China Plans To Turn Country's Most Popular App, WeChat, Into An Official ID System

In one respect at least, China's embrace of digital technology is far deeper and arguably more advanced than that of the West. Mobile phones are not only ubiquitous, but they are routinely used for just about every kind of daily transaction, especially for those involving digital payments. At the heart of that ecosystem sits Tencent's WeChat program, which has around a billion users in China. It has evolved from a simple chat application to a complete platform running hugely popular apps that are now an essential part of everyday life for most Chinese citizens. The centrality of WeChat makes the following move, reported here by the South China Morning Post, entirely logical:
The government of Guangzhou, capital of the southern coastal province of Guangdong, started on Monday a pilot programme that creates a virtual ID card, which serves the same purpose as the traditional state-issued ID cards, through the WeChat accounts of registered users in the city's Nansha district, according to a report by state news agency Xinhua.
It said that trial will soon cover the entire province and further expand across the country from January next year.
The Wall Street Journal has some details of how people register:
Under the pilot program, funded by the National Development and Reform Commission, people create a basic identity card by scanning an image of their face into a WeChat mini program, reading aloud four numbers that pop up on the screen and entering their identification number as well as other information.

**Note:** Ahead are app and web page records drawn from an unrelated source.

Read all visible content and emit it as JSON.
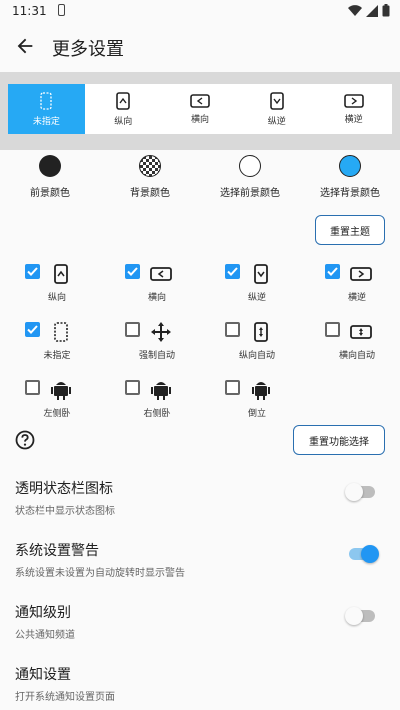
{
  "status_bar": {
    "time": "11:31"
  },
  "app_bar": {
    "title": "更多设置"
  },
  "orientation_modes": [
    {
      "label": "未指定",
      "icon": "unspecified-icon",
      "selected": true
    },
    {
      "label": "纵向",
      "icon": "portrait-icon",
      "selected": false
    },
    {
      "label": "横向",
      "icon": "landscape-icon",
      "selected": false
    },
    {
      "label": "纵逆",
      "icon": "reverse-portrait-icon",
      "selected": false
    },
    {
      "label": "横逆",
      "icon": "reverse-landscape-icon",
      "selected": false
    }
  ],
  "colors": [
    {
      "label": "前景颜色",
      "color": "#222222"
    },
    {
      "label": "背景颜色",
      "color": "checker"
    },
    {
      "label": "选择前景颜色",
      "color": "#ffffff"
    },
    {
      "label": "选择背景颜色",
      "color": "#26a9f4"
    }
  ],
  "reset_theme_label": "重置主题",
  "function_options": [
    {
      "label": "纵向",
      "icon": "portrait-icon",
      "checked": true
    },
    {
      "label": "横向",
      "icon": "landscape-icon",
      "checked": true
    },
    {
      "label": "纵逆",
      "icon": "reverse-portrait-icon",
      "checked": true
    },
    {
      "label": "横逆",
      "icon": "reverse-landscape-icon",
      "checked": true
    },
    {
      "label": "未指定",
      "icon": "unspecified-icon",
      "checked": true
    },
    {
      "label": "强制自动",
      "icon": "force-auto-icon",
      "checked": false
    },
    {
      "label": "纵向自动",
      "icon": "portrait-auto-icon",
      "checked": false
    },
    {
      "label": "横向自动",
      "icon": "landscape-auto-icon",
      "checked": false
    },
    {
      "label": "左侧卧",
      "icon": "lie-left-icon",
      "checked": false
    },
    {
      "label": "右侧卧",
      "icon": "lie-right-icon",
      "checked": false
    },
    {
      "label": "倒立",
      "icon": "upside-down-icon",
      "checked": false
    }
  ],
  "reset_function_label": "重置功能选择",
  "settings": [
    {
      "title": "透明状态栏图标",
      "subtitle": "状态栏中显示状态图标",
      "toggle": false
    },
    {
      "title": "系统设置警告",
      "subtitle": "系统设置未设置为自动旋转时显示警告",
      "toggle": true
    },
    {
      "title": "通知级别",
      "subtitle": "公共通知频道",
      "toggle": false
    },
    {
      "title": "通知设置",
      "subtitle": "打开系统通知设置页面"
    }
  ],
  "accent_color": "#2196f3"
}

It obviously makes a lot of sense to use the WeChat platform to provide a virtual identity card. It's convenient for users who already turn to WeChat apps to handle most aspects of their lives. It means they don't need to carry around a physical ID card, but can let the software handle the necessary authentication when needed. That's also good news for businesses that want to confirm a person's identity.

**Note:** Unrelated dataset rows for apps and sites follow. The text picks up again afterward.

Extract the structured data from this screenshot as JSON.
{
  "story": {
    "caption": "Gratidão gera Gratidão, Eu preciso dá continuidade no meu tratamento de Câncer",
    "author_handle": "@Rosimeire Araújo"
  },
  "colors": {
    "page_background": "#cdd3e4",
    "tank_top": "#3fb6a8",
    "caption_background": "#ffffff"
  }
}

But it's also an extremely powerful way for the Chinese government to implement its real-name policy for online activities, something that it has so far failed to push through. It will mean that the daily posts and transactions carried out using a mobile will not only be available to the Chinese authorities, but will be unambiguously linked to an individual once such digital IDs become obligatory for WeChat users, as they surely will. That, in its turn, will be very handy for implementing the proposed "citizen score" framework. Once this has been rolled out nationwide, it will form one of the most effective means of control available to the Chinese government, especially if combined with a similarly comprehensive plan to collect everyone's DNA.